If a record below holds a picture, drop the picture and restate everything else word for word.
= Beginning of Section =
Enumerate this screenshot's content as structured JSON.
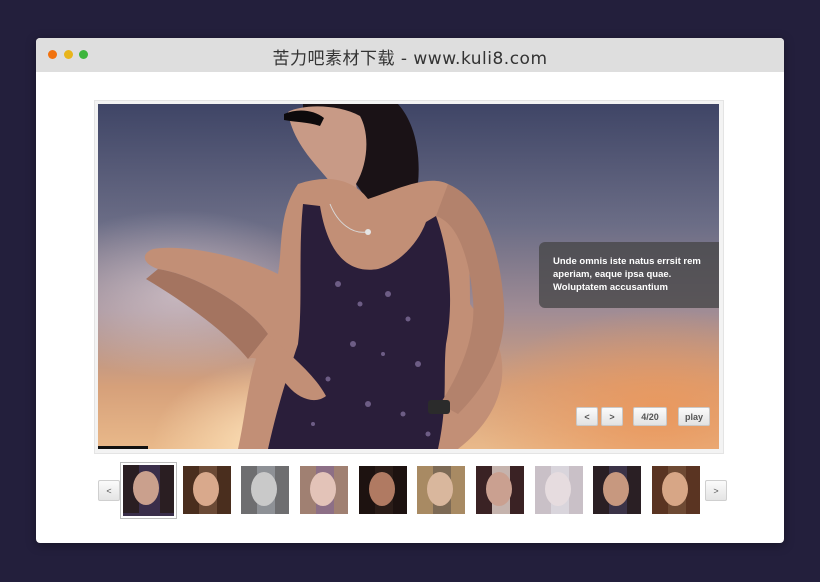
{
  "window": {
    "title": "苦力吧素材下载 - www.kuli8.com"
  },
  "slider": {
    "caption": "Unde omnis iste natus errsit rem aperiam, eaque ipsa quae. Woluptatem accusantium",
    "prev_label": "<",
    "next_label": ">",
    "counter": "4/20",
    "play_label": "play",
    "progress": 0.08
  },
  "thumbnails": {
    "prev_label": "<",
    "next_label": ">",
    "items": [
      {
        "bg": "#3a2e4a",
        "face": "#caa08d",
        "hair": "#2a1e22",
        "active": true
      },
      {
        "bg": "#6b4a36",
        "face": "#d9a98c",
        "hair": "#4a2e1e",
        "active": false
      },
      {
        "bg": "#8e9196",
        "face": "#c9c9c9",
        "hair": "#6e6e70",
        "active": false
      },
      {
        "bg": "#8d6f86",
        "face": "#e3c3b8",
        "hair": "#a08072",
        "active": false
      },
      {
        "bg": "#2a1c18",
        "face": "#b07a62",
        "hair": "#1d1210",
        "active": false
      },
      {
        "bg": "#7d6a55",
        "face": "#d9b79d",
        "hair": "#a88a63",
        "active": false
      },
      {
        "bg": "#c5b3ad",
        "face": "#caa090",
        "hair": "#3a2224",
        "active": false
      },
      {
        "bg": "#d9d5dc",
        "face": "#e6dcdf",
        "hair": "#c9c0c7",
        "active": false
      },
      {
        "bg": "#3b3348",
        "face": "#c7987f",
        "hair": "#2a1f24",
        "active": false
      },
      {
        "bg": "#6e4a34",
        "face": "#d7a686",
        "hair": "#5a3422",
        "active": false
      }
    ]
  }
}
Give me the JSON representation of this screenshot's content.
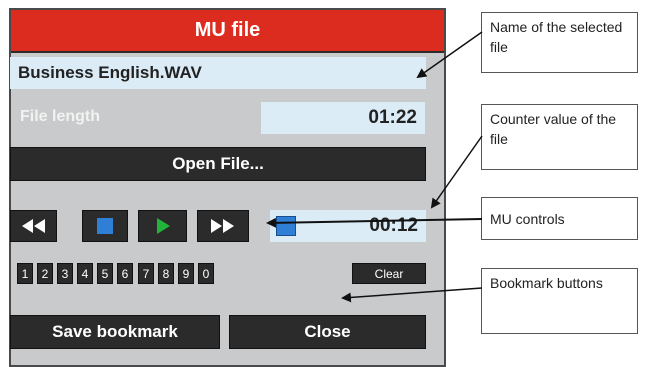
{
  "window": {
    "title": "MU file"
  },
  "file": {
    "name": "Business English.WAV",
    "length_label": "File length",
    "length_value": "01:22",
    "open_button": "Open File..."
  },
  "controls": {
    "rewind_icon": "rewind-icon",
    "stop_icon": "stop-icon",
    "play_icon": "play-icon",
    "fastforward_icon": "fast-forward-icon",
    "counter_value": "00:12"
  },
  "bookmarks": {
    "numbers": [
      "1",
      "2",
      "3",
      "4",
      "5",
      "6",
      "7",
      "8",
      "9",
      "0"
    ],
    "clear_label": "Clear",
    "save_label": "Save bookmark",
    "close_label": "Close"
  },
  "callouts": {
    "name": "Name of the selected file",
    "counter": "Counter value of the file",
    "controls": "MU controls",
    "bookmarks": "Bookmark buttons"
  },
  "colors": {
    "title_bar": "#dc2b1f",
    "panel": "#c9cacb",
    "field": "#dcecf6",
    "button": "#2b2b2b",
    "stop": "#2f7fd6",
    "play": "#22b43a"
  }
}
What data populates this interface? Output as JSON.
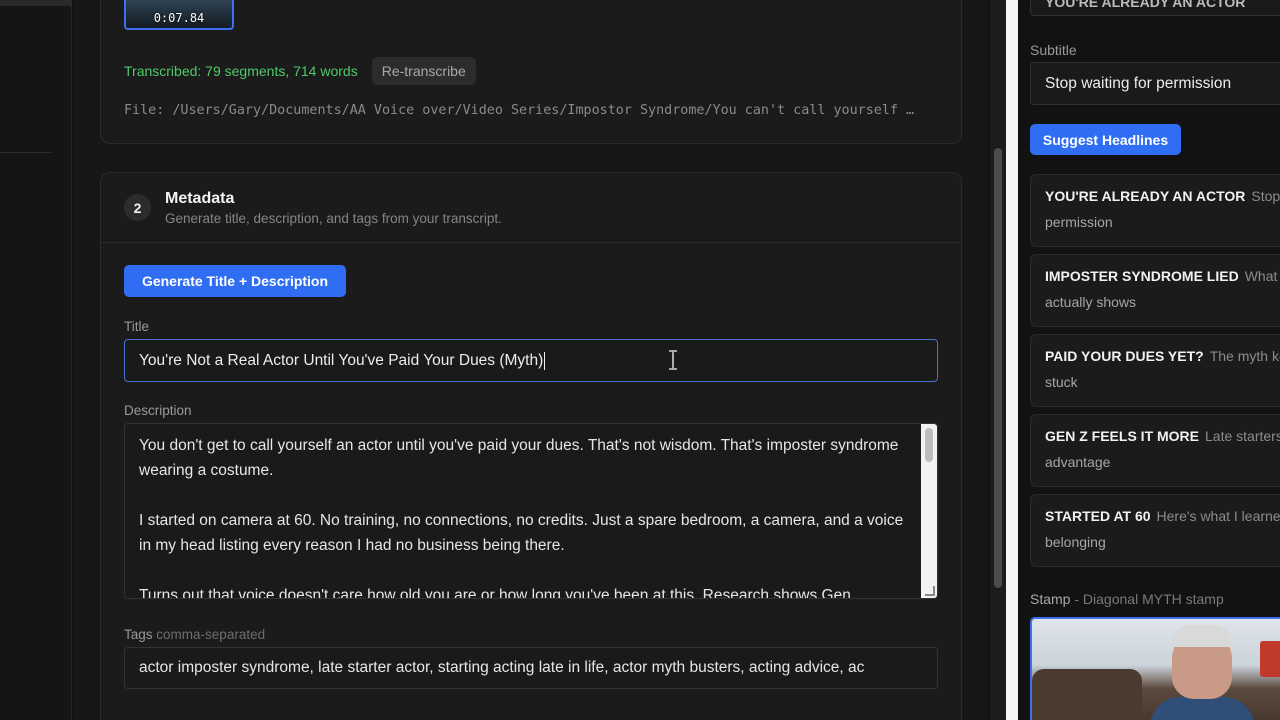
{
  "video": {
    "thumbnail_time": "0:07.84",
    "status_text": "Transcribed: 79 segments, 714 words",
    "retranscribe_label": "Re-transcribe",
    "file_path": "File: /Users/Gary/Documents/AA Voice over/Video Series/Impostor Syndrome/You can't call yourself …"
  },
  "metadata": {
    "step_number": "2",
    "title": "Metadata",
    "subtitle": "Generate title, description, and tags from your transcript.",
    "generate_label": "Generate Title + Description",
    "title_label": "Title",
    "title_value": "You're Not a Real Actor Until You've Paid Your Dues (Myth)",
    "description_label": "Description",
    "description_paragraphs": [
      "You don't get to call yourself an actor until you've paid your dues. That's not wisdom. That's imposter syndrome wearing a costume.",
      "I started on camera at 60. No training, no connections, no credits. Just a spare bedroom, a camera, and a voice in my head listing every reason I had no business being there.",
      "Turns out that voice doesn't care how old you are or how long you've been at this. Research shows Gen"
    ],
    "tags_label": "Tags",
    "tags_hint": "comma-separated",
    "tags_value": "actor imposter syndrome, late starter actor, starting acting late in life, actor myth busters, acting advice, ac"
  },
  "right_panel": {
    "top_input_value": "YOU'RE ALREADY AN ACTOR",
    "subtitle_label": "Subtitle",
    "subtitle_value": "Stop waiting for permission",
    "suggest_label": "Suggest Headlines",
    "headlines": [
      {
        "head": "YOU'RE ALREADY AN ACTOR",
        "rest": "Stop waiting for",
        "line2": "permission"
      },
      {
        "head": "IMPOSTER SYNDROME LIED",
        "rest": "What the research",
        "line2": "actually shows"
      },
      {
        "head": "PAID YOUR DUES YET?",
        "rest": "The myth keeping you",
        "line2": "stuck"
      },
      {
        "head": "GEN Z FEELS IT MORE",
        "rest": "Late starters have the",
        "line2": "advantage"
      },
      {
        "head": "STARTED AT 60",
        "rest": "Here's what I learned about",
        "line2": "belonging"
      }
    ],
    "stamp_label": "Stamp",
    "stamp_hint": "- Diagonal MYTH stamp"
  },
  "colors": {
    "accent": "#2f6ef2",
    "success": "#4fc969",
    "background": "#121212"
  }
}
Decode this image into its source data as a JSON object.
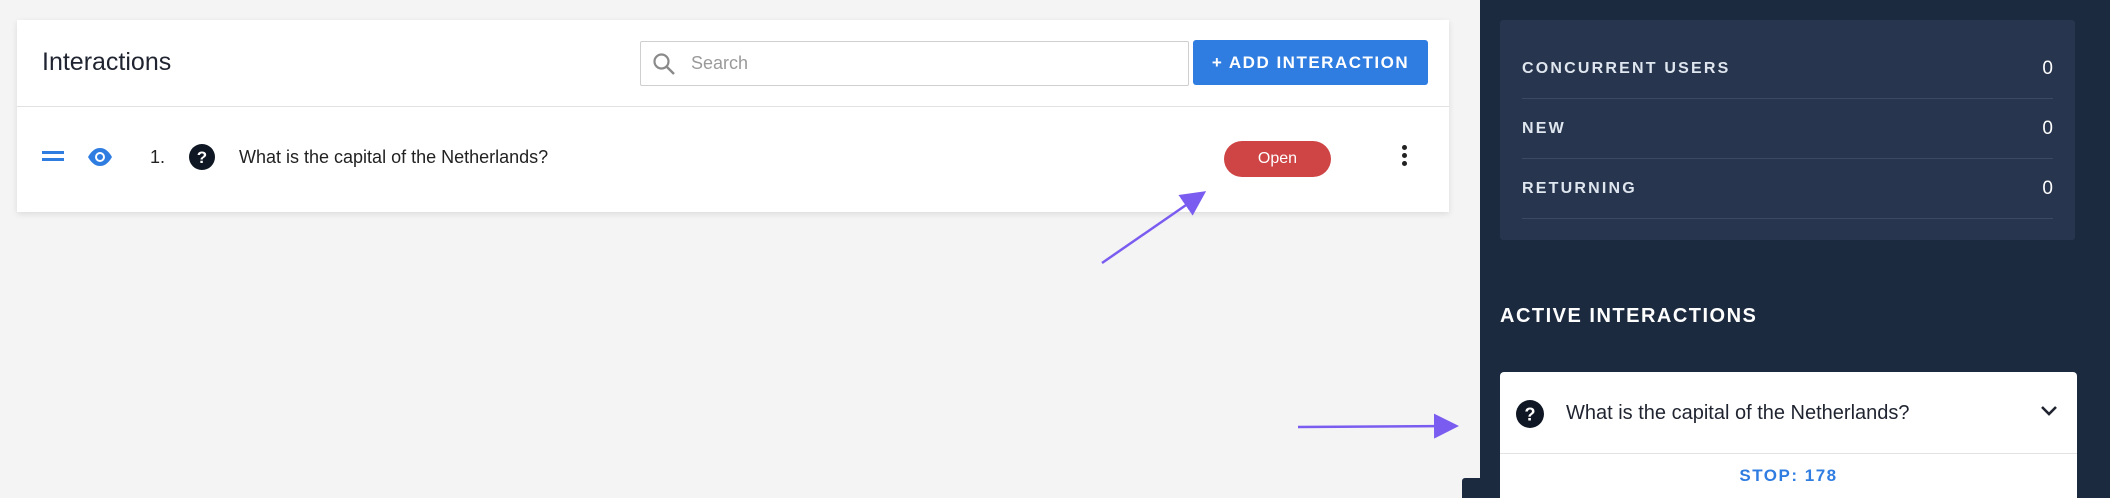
{
  "panel": {
    "title": "Interactions",
    "search_placeholder": "Search",
    "add_button_label": "+ ADD INTERACTION"
  },
  "interactions": [
    {
      "number": "1.",
      "question": "What is the capital of the Netherlands?",
      "status": "Open"
    }
  ],
  "sidebar": {
    "stats": [
      {
        "label": "CONCURRENT USERS",
        "value": "0"
      },
      {
        "label": "NEW",
        "value": "0"
      },
      {
        "label": "RETURNING",
        "value": "0"
      }
    ],
    "active_title": "ACTIVE INTERACTIONS",
    "active_item": {
      "question": "What is the capital of the Netherlands?",
      "stop_label": "STOP: 178"
    }
  },
  "colors": {
    "accent": "#2f7de1",
    "open_status": "#cf4444",
    "sidebar_bg": "#1c2a40",
    "annotation_arrow": "#7b5cf0"
  },
  "icons": [
    "search-icon",
    "drag-handle-icon",
    "eye-icon",
    "question-icon",
    "more-vert-icon",
    "chevron-down-icon"
  ]
}
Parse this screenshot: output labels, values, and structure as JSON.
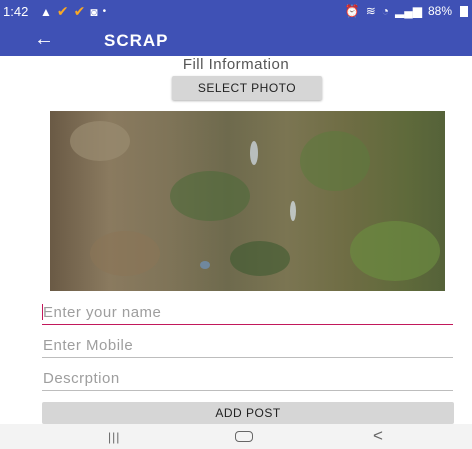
{
  "status_bar": {
    "time": "1:42",
    "battery": "88%",
    "icons": [
      "warning-icon",
      "check-icon",
      "check-icon",
      "notification-app-icon",
      "dot-icon",
      "alarm-icon",
      "vibrate-icon",
      "wifi-icon",
      "signal-icon",
      "battery-icon"
    ]
  },
  "app_bar": {
    "back_icon": "back-arrow-icon",
    "title": "SCRAP"
  },
  "form": {
    "heading": "Fill Information",
    "select_photo_label": "SELECT PHOTO",
    "name_placeholder": "Enter your name",
    "mobile_placeholder": "Enter Mobile",
    "description_placeholder": "Descrption",
    "add_post_label": "ADD POST"
  },
  "nav_bar": {
    "recent_icon": "recent-apps-icon",
    "home_icon": "home-icon",
    "back_icon": "back-icon"
  },
  "colors": {
    "primary": "#3f51b5",
    "accent": "#c2185b",
    "button": "#d6d6d6"
  }
}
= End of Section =
> _EXERCISE RESULT_:
Enumerate this screenshot's content as structured JSON.
{
  "window": {
    "title": "苦力吧素材下载 - www.kuli8.com"
  },
  "slider": {
    "caption": "Unde omnis iste natus errsit rem aperiam, eaque ipsa quae. Woluptatem accusantium",
    "prev_label": "<",
    "next_label": ">",
    "counter": "4/20",
    "play_label": "play",
    "progress": 0.08
  },
  "thumbnails": {
    "prev_label": "<",
    "next_label": ">",
    "items": [
      {
        "bg": "#3a2e4a",
        "face": "#caa08d",
        "hair": "#2a1e22",
        "active": true
      },
      {
        "bg": "#6b4a36",
        "face": "#d9a98c",
        "hair": "#4a2e1e",
        "active": false
      },
      {
        "bg": "#8e9196",
        "face": "#c9c9c9",
        "hair": "#6e6e70",
        "active": false
      },
      {
        "bg": "#8d6f86",
        "face": "#e3c3b8",
        "hair": "#a08072",
        "active": false
      },
      {
        "bg": "#2a1c18",
        "face": "#b07a62",
        "hair": "#1d1210",
        "active": false
      },
      {
        "bg": "#7d6a55",
        "face": "#d9b79d",
        "hair": "#a88a63",
        "active": false
      },
      {
        "bg": "#c5b3ad",
        "face": "#caa090",
        "hair": "#3a2224",
        "active": false
      },
      {
        "bg": "#d9d5dc",
        "face": "#e6dcdf",
        "hair": "#c9c0c7",
        "active": false
      },
      {
        "bg": "#3b3348",
        "face": "#c7987f",
        "hair": "#2a1f24",
        "active": false
      },
      {
        "bg": "#6e4a34",
        "face": "#d7a686",
        "hair": "#5a3422",
        "active": false
      }
    ]
  }
}
Give me the JSON representation of this screenshot's content.
{
  "window": {
    "title": "MU file"
  },
  "file": {
    "name": "Business English.WAV",
    "length_label": "File length",
    "length_value": "01:22",
    "open_button": "Open File..."
  },
  "controls": {
    "rewind_icon": "rewind-icon",
    "stop_icon": "stop-icon",
    "play_icon": "play-icon",
    "fastforward_icon": "fast-forward-icon",
    "counter_value": "00:12"
  },
  "bookmarks": {
    "numbers": [
      "1",
      "2",
      "3",
      "4",
      "5",
      "6",
      "7",
      "8",
      "9",
      "0"
    ],
    "clear_label": "Clear",
    "save_label": "Save bookmark",
    "close_label": "Close"
  },
  "callouts": {
    "name": "Name of the selected file",
    "counter": "Counter value of the file",
    "controls": "MU controls",
    "bookmarks": "Bookmark buttons"
  },
  "colors": {
    "title_bar": "#dc2b1f",
    "panel": "#c9cacb",
    "field": "#dcecf6",
    "button": "#2b2b2b",
    "stop": "#2f7fd6",
    "play": "#22b43a"
  }
}
What data populates this interface? Output as JSON.
{
  "video": {
    "thumbnail_time": "0:07.84",
    "status_text": "Transcribed: 79 segments, 714 words",
    "retranscribe_label": "Re-transcribe",
    "file_path": "File: /Users/Gary/Documents/AA Voice over/Video Series/Impostor Syndrome/You can't call yourself …"
  },
  "metadata": {
    "step_number": "2",
    "title": "Metadata",
    "subtitle": "Generate title, description, and tags from your transcript.",
    "generate_label": "Generate Title + Description",
    "title_label": "Title",
    "title_value": "You're Not a Real Actor Until You've Paid Your Dues (Myth)",
    "description_label": "Description",
    "description_paragraphs": [
      "You don't get to call yourself an actor until you've paid your dues. That's not wisdom. That's imposter syndrome wearing a costume.",
      "I started on camera at 60. No training, no connections, no credits. Just a spare bedroom, a camera, and a voice in my head listing every reason I had no business being there.",
      "Turns out that voice doesn't care how old you are or how long you've been at this. Research shows Gen"
    ],
    "tags_label": "Tags",
    "tags_hint": "comma-separated",
    "tags_value": "actor imposter syndrome, late starter actor, starting acting late in life, actor myth busters, acting advice, ac"
  },
  "right_panel": {
    "top_input_value": "YOU'RE ALREADY AN ACTOR",
    "subtitle_label": "Subtitle",
    "subtitle_value": "Stop waiting for permission",
    "suggest_label": "Suggest Headlines",
    "headlines": [
      {
        "head": "YOU'RE ALREADY AN ACTOR",
        "rest": "Stop waiting for",
        "line2": "permission"
      },
      {
        "head": "IMPOSTER SYNDROME LIED",
        "rest": "What the research",
        "line2": "actually shows"
      },
      {
        "head": "PAID YOUR DUES YET?",
        "rest": "The myth keeping you",
        "line2": "stuck"
      },
      {
        "head": "GEN Z FEELS IT MORE",
        "rest": "Late starters have the",
        "line2": "advantage"
      },
      {
        "head": "STARTED AT 60",
        "rest": "Here's what I learned about",
        "line2": "belonging"
      }
    ],
    "stamp_label": "Stamp",
    "stamp_hint": "- Diagonal MYTH stamp"
  },
  "colors": {
    "accent": "#2f6ef2",
    "success": "#4fc969",
    "background": "#121212"
  }
}
Decode this image into its source data as a JSON object.
{
  "panel": {
    "title": "Interactions",
    "search_placeholder": "Search",
    "add_button_label": "+ ADD INTERACTION"
  },
  "interactions": [
    {
      "number": "1.",
      "question": "What is the capital of the Netherlands?",
      "status": "Open"
    }
  ],
  "sidebar": {
    "stats": [
      {
        "label": "CONCURRENT USERS",
        "value": "0"
      },
      {
        "label": "NEW",
        "value": "0"
      },
      {
        "label": "RETURNING",
        "value": "0"
      }
    ],
    "active_title": "ACTIVE INTERACTIONS",
    "active_item": {
      "question": "What is the capital of the Netherlands?",
      "stop_label": "STOP: 178"
    }
  },
  "colors": {
    "accent": "#2f7de1",
    "open_status": "#cf4444",
    "sidebar_bg": "#1c2a40",
    "annotation_arrow": "#7b5cf0"
  },
  "icons": [
    "search-icon",
    "drag-handle-icon",
    "eye-icon",
    "question-icon",
    "more-vert-icon",
    "chevron-down-icon"
  ]
}
Parse this screenshot: output labels, values, and structure as JSON.
{
  "status_bar": {
    "time": "1:42",
    "battery": "88%",
    "icons": [
      "warning-icon",
      "check-icon",
      "check-icon",
      "notification-app-icon",
      "dot-icon",
      "alarm-icon",
      "vibrate-icon",
      "wifi-icon",
      "signal-icon",
      "battery-icon"
    ]
  },
  "app_bar": {
    "back_icon": "back-arrow-icon",
    "title": "SCRAP"
  },
  "form": {
    "heading": "Fill Information",
    "select_photo_label": "SELECT PHOTO",
    "name_placeholder": "Enter your name",
    "mobile_placeholder": "Enter Mobile",
    "description_placeholder": "Descrption",
    "add_post_label": "ADD POST"
  },
  "nav_bar": {
    "recent_icon": "recent-apps-icon",
    "home_icon": "home-icon",
    "back_icon": "back-icon"
  },
  "colors": {
    "primary": "#3f51b5",
    "accent": "#c2185b",
    "button": "#d6d6d6"
  }
}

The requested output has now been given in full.